→ **YOUR TASK**: Every record, from the first line to the last, needs to be given again exactly.

→ **WORKING DATA**:

○ ○ ○

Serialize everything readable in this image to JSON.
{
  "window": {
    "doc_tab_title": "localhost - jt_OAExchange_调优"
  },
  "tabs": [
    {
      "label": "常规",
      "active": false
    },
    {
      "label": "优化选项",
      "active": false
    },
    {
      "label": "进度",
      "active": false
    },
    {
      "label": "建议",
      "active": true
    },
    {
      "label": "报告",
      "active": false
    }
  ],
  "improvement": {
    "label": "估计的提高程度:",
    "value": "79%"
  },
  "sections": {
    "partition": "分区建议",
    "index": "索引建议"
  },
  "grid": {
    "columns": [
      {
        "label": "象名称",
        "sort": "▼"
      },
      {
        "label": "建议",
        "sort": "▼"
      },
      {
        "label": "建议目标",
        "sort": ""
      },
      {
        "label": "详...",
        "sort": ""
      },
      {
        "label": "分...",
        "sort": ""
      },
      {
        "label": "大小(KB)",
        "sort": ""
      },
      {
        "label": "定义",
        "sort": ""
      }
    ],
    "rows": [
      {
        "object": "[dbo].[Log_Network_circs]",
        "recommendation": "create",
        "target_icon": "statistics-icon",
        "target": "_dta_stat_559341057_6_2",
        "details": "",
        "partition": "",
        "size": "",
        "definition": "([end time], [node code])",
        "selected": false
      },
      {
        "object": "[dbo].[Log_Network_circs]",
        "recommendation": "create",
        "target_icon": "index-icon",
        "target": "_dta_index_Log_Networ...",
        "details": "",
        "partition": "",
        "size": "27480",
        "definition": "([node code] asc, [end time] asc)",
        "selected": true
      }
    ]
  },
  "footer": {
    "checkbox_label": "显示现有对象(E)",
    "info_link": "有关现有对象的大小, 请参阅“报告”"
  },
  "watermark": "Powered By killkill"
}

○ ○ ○

→ **REPLY**:
Serialize everything readable in this image to JSON.
{
  "window": {
    "doc_tab_title": "localhost - jt_OAExchange_调优"
  },
  "tabs": [
    {
      "label": "常规",
      "active": false
    },
    {
      "label": "优化选项",
      "active": false
    },
    {
      "label": "进度",
      "active": false
    },
    {
      "label": "建议",
      "active": true
    },
    {
      "label": "报告",
      "active": false
    }
  ],
  "improvement": {
    "label": "估计的提高程度:",
    "value": "79%"
  },
  "sections": {
    "partition": "分区建议",
    "index": "索引建议"
  },
  "grid": {
    "columns": [
      {
        "label": "象名称",
        "sort": "▼"
      },
      {
        "label": "建议",
        "sort": "▼"
      },
      {
        "label": "建议目标",
        "sort": ""
      },
      {
        "label": "详...",
        "sort": ""
      },
      {
        "label": "分...",
        "sort": ""
      },
      {
        "label": "大小(KB)",
        "sort": ""
      },
      {
        "label": "定义",
        "sort": ""
      }
    ],
    "rows": [
      {
        "object": "[dbo].[Log_Network_circs]",
        "recommendation": "create",
        "target_icon": "statistics-icon",
        "target": "_dta_stat_559341057_6_2",
        "details": "",
        "partition": "",
        "size": "",
        "definition": "([end time], [node code])",
        "selected": false
      },
      {
        "object": "[dbo].[Log_Network_circs]",
        "recommendation": "create",
        "target_icon": "index-icon",
        "target": "_dta_index_Log_Networ...",
        "details": "",
        "partition": "",
        "size": "27480",
        "definition": "([node code] asc, [end time] asc)",
        "selected": true
      }
    ]
  },
  "footer": {
    "checkbox_label": "显示现有对象(E)",
    "info_link": "有关现有对象的大小, 请参阅“报告”"
  },
  "watermark": "Powered By killkill"
}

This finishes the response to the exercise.